I was struck by something while reading in I/II Kings. You know that in every story you have the protagonist – the hero, the person(s) you identify and sympathize with. The antagonist is the one(s) who opposes the protagonist and does bad things – the villain. For those of you who’ve read the Book of Kings, it is very short on heroes, and very high on villains. It’s very depressing. Israel is divided into two kingdoms, evil reigns, kings follow injustice and evil, foreign powers keep attacking and oppressing the Isrealites, the men of God are persecuted, and the population has forgotten God to follow perversity and idols. The characters are mostly either bad guys or really bad guys. The good guys are few and far between, and prone to failure themselves.
What surprises me throughout is that God frequently helps wicked Israelite kings for the sake of His own Name. He helped Ahab win military victories over the Arameans because they were diminishing the God of Israel, so that they will know that He is who He is (1Ki 20). He helped Israel yet again under the wicked Jeroboam II because He saw all their afflictions and desired to show mercy (2Ki 14).

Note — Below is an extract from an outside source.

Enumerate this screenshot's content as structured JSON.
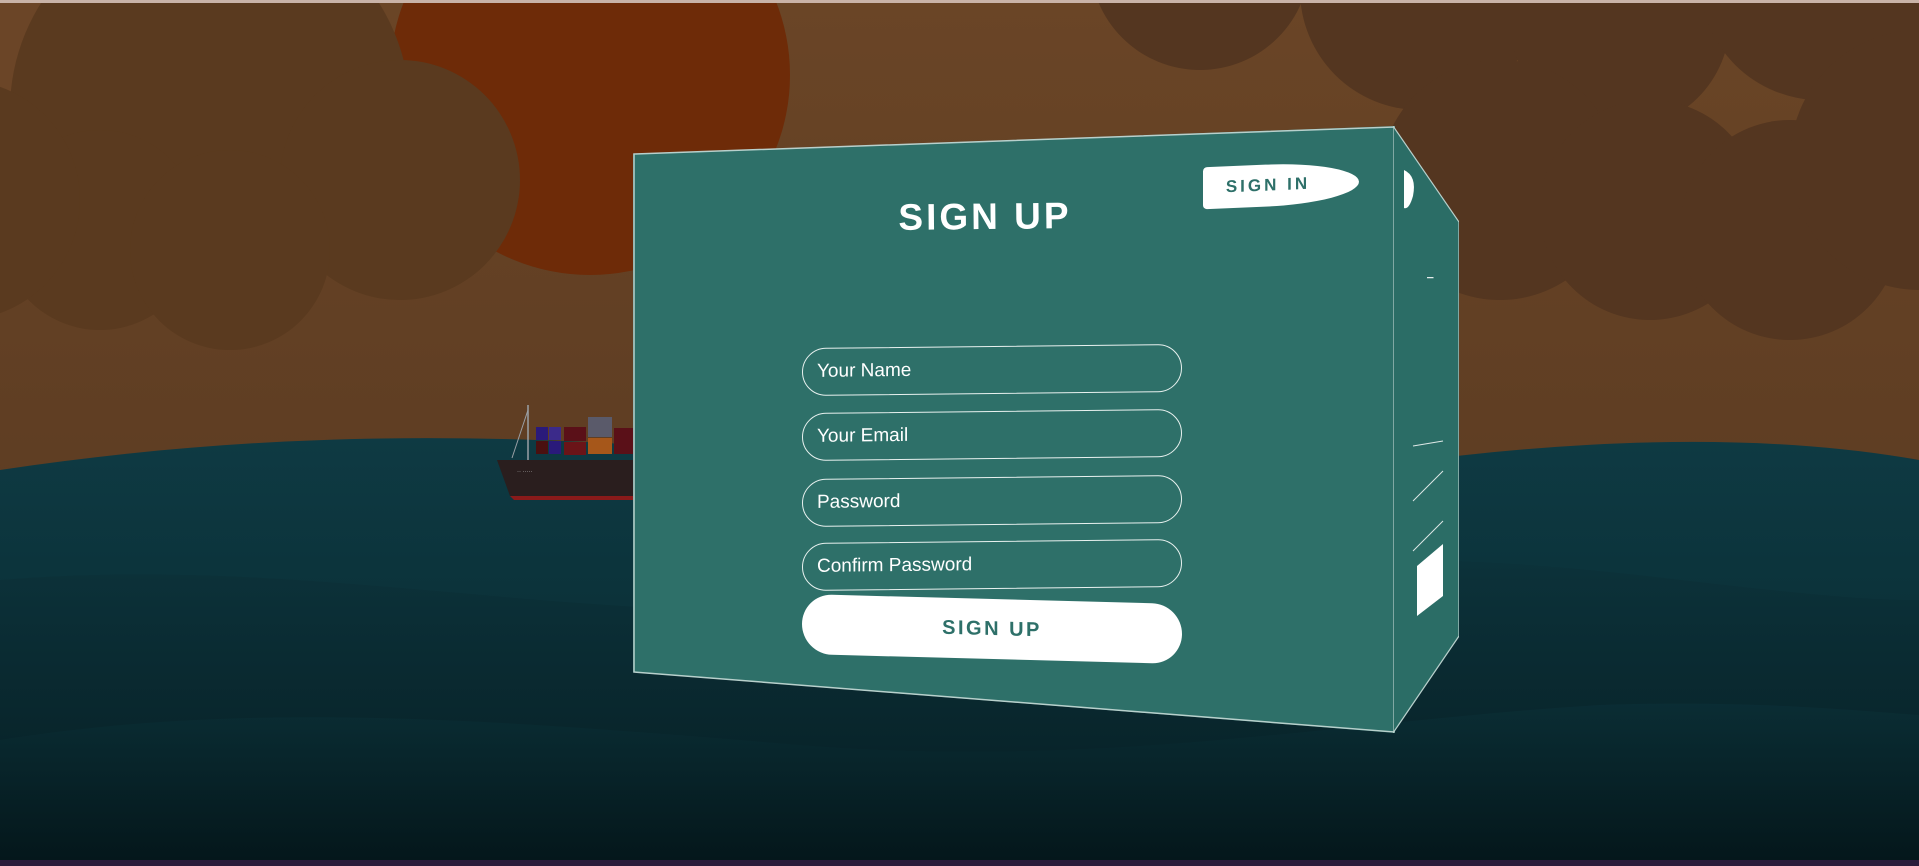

It struck me that the hero of this story isn’t Elijah, Elisha, and the other men of God in these stories. God is the hero. The prophets are just sidekicks. But God is the one doing the action, and powerfully working despite the vicious sins and failures of His people. He is the one who’s honor is on the line, who shows mercy and delivers people from trouble, causes kingdoms to rise and fall, and meets out justice to the wicked. God coolly deals with rebellious humanity with their salvation and His glory in mind, in total control of the situation.
God is the hero of your story too. Your life story isn’t about you. God is the one who gives your life significance, who delivers you out of trouble, forgives your sins, and befriends you in the best and worst of times of your life. By faith in Christ, all of this is granted to us. But too often we don’t live like this. Our life story was ordained by God, but we live as though it’s all about us. If that isn’t ridiculous I don’t know what is. Recalibration is necessary. Let’s recognize God as the champion — then our story will go as it’s supposed to go.
It has been a week now since I had a car accident. It was my first one and kind of a scare, so it has made me think a lot, mostly revolving around two things:
My life is fragile.
My Lord is a good and merciful God.
I was on my way to work last Wednesday on a back-road in Valley Center. The road was wet from a drizzle, which we hadn’t had in a while so the road was slippery from the oil. Going around a curve I slid and lost control of the car. The car skidded sideways into a ditch and somehow flipped over on end and crashed onto a chain-link fence. I climbed out of the car from the back door. I looked at my poor car, nosed in the dirt and lying on a fence with the engine idling (I was coasting) and ran up to a nearby house to call my dad who lived about five miles away. My injuries were minimal, just a cut on my face and a jammed finger (thought I had back and neck pain later). One of my dad’s neighbors, “Bill” happened to drive by and stopped to help, and another gentleman who lived nearby happened to have a backhoe and chains and pulled the car out. It was beat-up, but it still runs and drives. Even all the headlights work even though it nosed into the ground. The door has since been repaired. Other repairs are on hold for now.
God totally saved my life. In the moment I thought I was gonna die and wrap around an oak tree or something. So much could have gone wrong. One of my back-doors doesn’t open – I could have flipped on the other side, so I’d be trapped in there. I could have hit another car. I could have run into a big oak tree nearby. I could have not crashed over the oak saplings that slowed the car down before hitting the fence. The car could have blown up or totaled. I could have died or been seriously injured.
The first self-aware/God-aware thought I had was that God could have killed me – but He didn’t. Through the event itself, God spoke. He proved to me He is not only able to save my life – but does. He’s letting me live on this earth a little longer, until whatever day He plans that I see Him face-to-face. It may sound crazy, but it encouraged me, showing that God must want me alive for some purpose, for further service. My feelings are with the Apostle Paul, who wrote in Philippians 1:21-24
For to me, to live is Christ and to die is gain. But if I am to live on in the body, this will mean fruitful labor for me; and I do not know which to choose. But I am hard-pressed from both directions, having the desire to depart and be with Christ, for that is very much better; yet to remain on in the flesh is more necessary for your sake.